[Entries from a dataset of interfaces]
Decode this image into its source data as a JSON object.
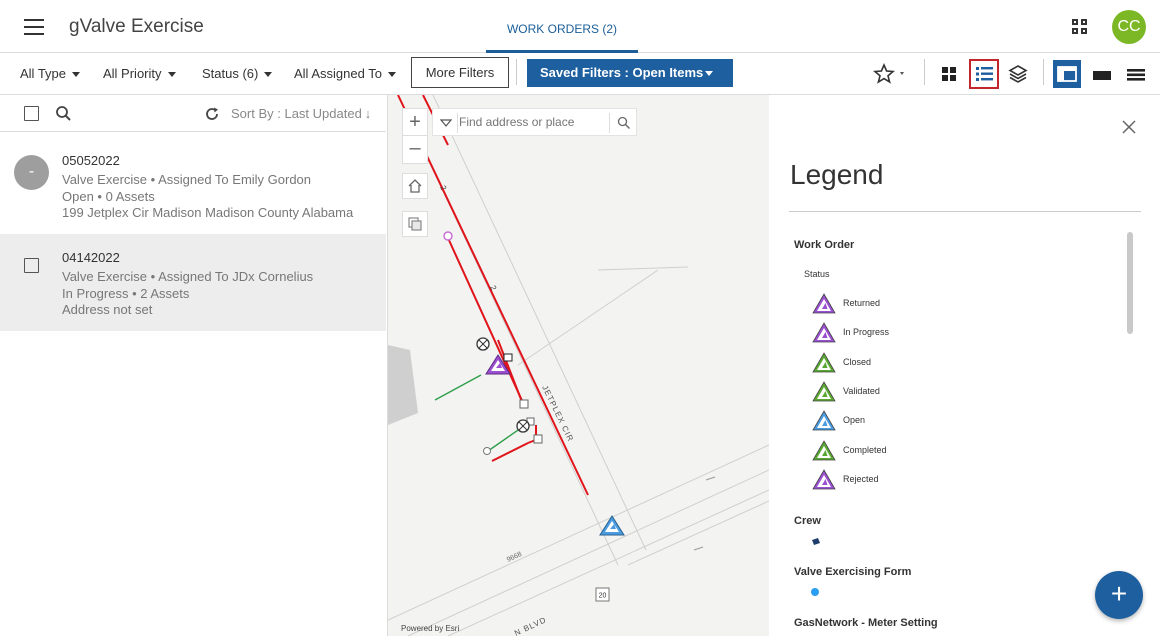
{
  "header": {
    "app_title": "gValve Exercise",
    "tab_label": "WORK ORDERS (2)",
    "avatar_initials": "CC"
  },
  "filters": {
    "type": "All Type",
    "priority": "All Priority",
    "status": "Status (6)",
    "assigned": "All Assigned To",
    "more_filters": "More Filters",
    "saved_filters": "Saved Filters : Open Items"
  },
  "list": {
    "sort_label": "Sort By : Last Updated",
    "items": [
      {
        "id": "05052022",
        "line1": "Valve Exercise • Assigned To Emily Gordon",
        "line2": "Open • 0 Assets",
        "line3": "199 Jetplex Cir Madison Madison County Alabama",
        "badge": "-"
      },
      {
        "id": "04142022",
        "line1": "Valve Exercise • Assigned To JDx Cornelius",
        "line2": "In Progress • 2 Assets",
        "line3": "Address not set"
      }
    ]
  },
  "map": {
    "search_placeholder": "Find address or place",
    "powered_by": "Powered by Esri",
    "labels": {
      "street_jetplex": "JETPLEX CIR",
      "street_blvd": "N BLVD",
      "num_9668": "9668",
      "route_20": "20",
      "pipe_label_a": "2",
      "pipe_label_b": "2"
    }
  },
  "legend": {
    "title": "Legend",
    "work_order_heading": "Work Order",
    "status_sub": "Status",
    "statuses": [
      {
        "label": "Returned",
        "color": "#9b4fd1"
      },
      {
        "label": "In Progress",
        "color": "#9b4fd1"
      },
      {
        "label": "Closed",
        "color": "#5aa832"
      },
      {
        "label": "Validated",
        "color": "#5aa832"
      },
      {
        "label": "Open",
        "color": "#4b9be0"
      },
      {
        "label": "Completed",
        "color": "#5aa832"
      },
      {
        "label": "Rejected",
        "color": "#9b4fd1"
      }
    ],
    "crew_heading": "Crew",
    "valve_form_heading": "Valve Exercising Form",
    "meter_heading": "GasNetwork - Meter Setting"
  },
  "colors": {
    "primary": "#1e5f9f",
    "avatar": "#7cb826",
    "selected_outline": "#c4262e",
    "gas_main": "#e0141b",
    "service_line": "#2e9e4a"
  }
}
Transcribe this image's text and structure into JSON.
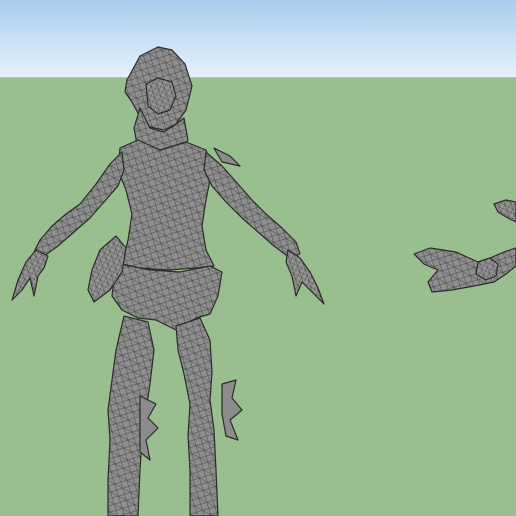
{
  "scene": {
    "sky_top_color": "#a9cdef",
    "sky_bottom_color": "#e7f1fa",
    "ground_color": "#99bf8e",
    "mesh_fill": "#8e8e8e",
    "mesh_edge": "#2e2e2e",
    "mesh_line": "#5a5a5a"
  },
  "models": [
    {
      "name": "character-mesh",
      "kind": "humanoid figure, wireframe mesh"
    },
    {
      "name": "weapon-mesh",
      "kind": "blade prop, wireframe mesh"
    }
  ]
}
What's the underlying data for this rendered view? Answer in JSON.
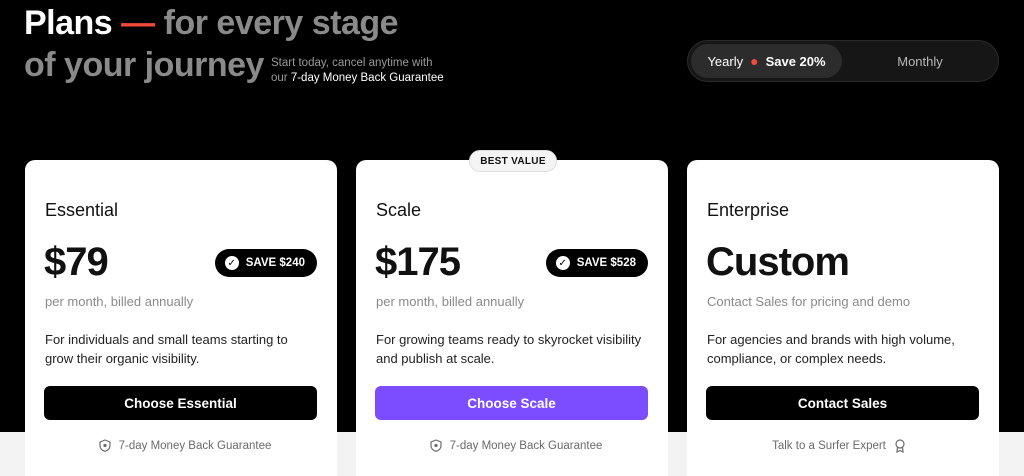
{
  "header": {
    "headline_word1": "Plans",
    "headline_dash": "—",
    "headline_rest": "for every stage",
    "headline_line2": "of your journey",
    "subtext_line1": "Start today, cancel anytime with",
    "subtext_prefix": "our",
    "subtext_bold": "7-day Money Back Guarantee"
  },
  "billing_toggle": {
    "yearly_label": "Yearly",
    "yearly_save": "Save 20%",
    "monthly_label": "Monthly",
    "selected": "Yearly"
  },
  "best_value_badge": "BEST VALUE",
  "plans": [
    {
      "name": "Essential",
      "price": "$79",
      "save_badge": "SAVE $240",
      "price_note": "per month, billed annually",
      "description": "For individuals and small teams starting to grow their organic visibility.",
      "cta_label": "Choose Essential",
      "footer_text": "7-day Money Back Guarantee"
    },
    {
      "name": "Scale",
      "price": "$175",
      "save_badge": "SAVE $528",
      "price_note": "per month, billed annually",
      "description": "For growing teams ready to skyrocket visibility and publish at scale.",
      "cta_label": "Choose Scale",
      "footer_text": "7-day Money Back Guarantee"
    },
    {
      "name": "Enterprise",
      "price": "Custom",
      "price_note": "Contact Sales for pricing and demo",
      "description": "For agencies and brands with high volume, compliance, or complex needs.",
      "cta_label": "Contact Sales",
      "footer_text": "Talk to a Surfer Expert"
    }
  ],
  "colors": {
    "accent_red": "#ef4a3a",
    "cta_purple": "#7c4dff",
    "cta_black": "#000000"
  },
  "icons": {
    "save_badge": "check-circle-icon",
    "guarantee": "shield-icon",
    "expert": "award-icon"
  }
}
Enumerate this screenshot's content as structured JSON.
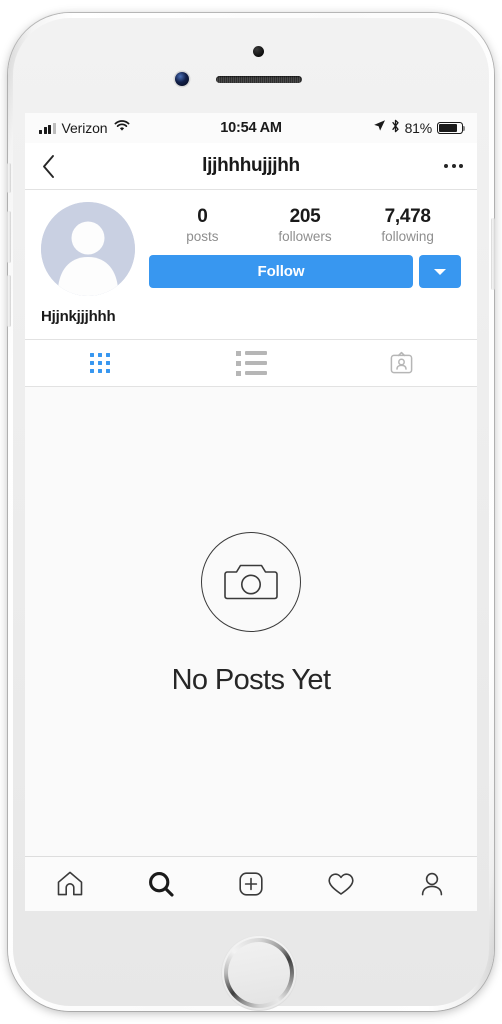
{
  "status_bar": {
    "carrier": "Verizon",
    "time": "10:54 AM",
    "battery_percent": "81%",
    "signal_bars_filled": 3,
    "signal_bars_total": 4,
    "wifi_icon": "wifi-icon",
    "location_icon": "location-arrow-icon",
    "bluetooth_icon": "bluetooth-icon",
    "battery_icon": "battery-icon"
  },
  "nav_header": {
    "back_icon": "back-chevron-icon",
    "title": "ljjhhhujjjhh",
    "more_icon": "more-options-icon"
  },
  "profile": {
    "avatar_icon": "default-avatar-icon",
    "display_name": "Hjjnkjjjhhh",
    "stats": [
      {
        "value": "0",
        "label": "posts"
      },
      {
        "value": "205",
        "label": "followers"
      },
      {
        "value": "7,478",
        "label": "following"
      }
    ],
    "follow_label": "Follow",
    "dropdown_icon": "chevron-down-icon"
  },
  "profile_tabs": [
    {
      "name": "grid-view-tab",
      "icon": "grid-icon",
      "active": true
    },
    {
      "name": "list-view-tab",
      "icon": "list-icon",
      "active": false
    },
    {
      "name": "tagged-posts-tab",
      "icon": "tagged-badge-icon",
      "active": false
    }
  ],
  "empty_state": {
    "icon": "camera-outline-icon",
    "text": "No Posts Yet"
  },
  "bottom_nav": [
    {
      "name": "home-tab",
      "icon": "home-icon",
      "active": false
    },
    {
      "name": "search-tab",
      "icon": "search-icon",
      "active": true
    },
    {
      "name": "new-post-tab",
      "icon": "plus-square-icon",
      "active": false
    },
    {
      "name": "activity-tab",
      "icon": "heart-icon",
      "active": false
    },
    {
      "name": "profile-tab",
      "icon": "person-icon",
      "active": false
    }
  ],
  "colors": {
    "accent_blue": "#3897f0",
    "text_primary": "#262626",
    "text_secondary": "#8e8e8e",
    "background": "#fafafa"
  }
}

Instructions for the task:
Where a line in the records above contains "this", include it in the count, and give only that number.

Written response:
4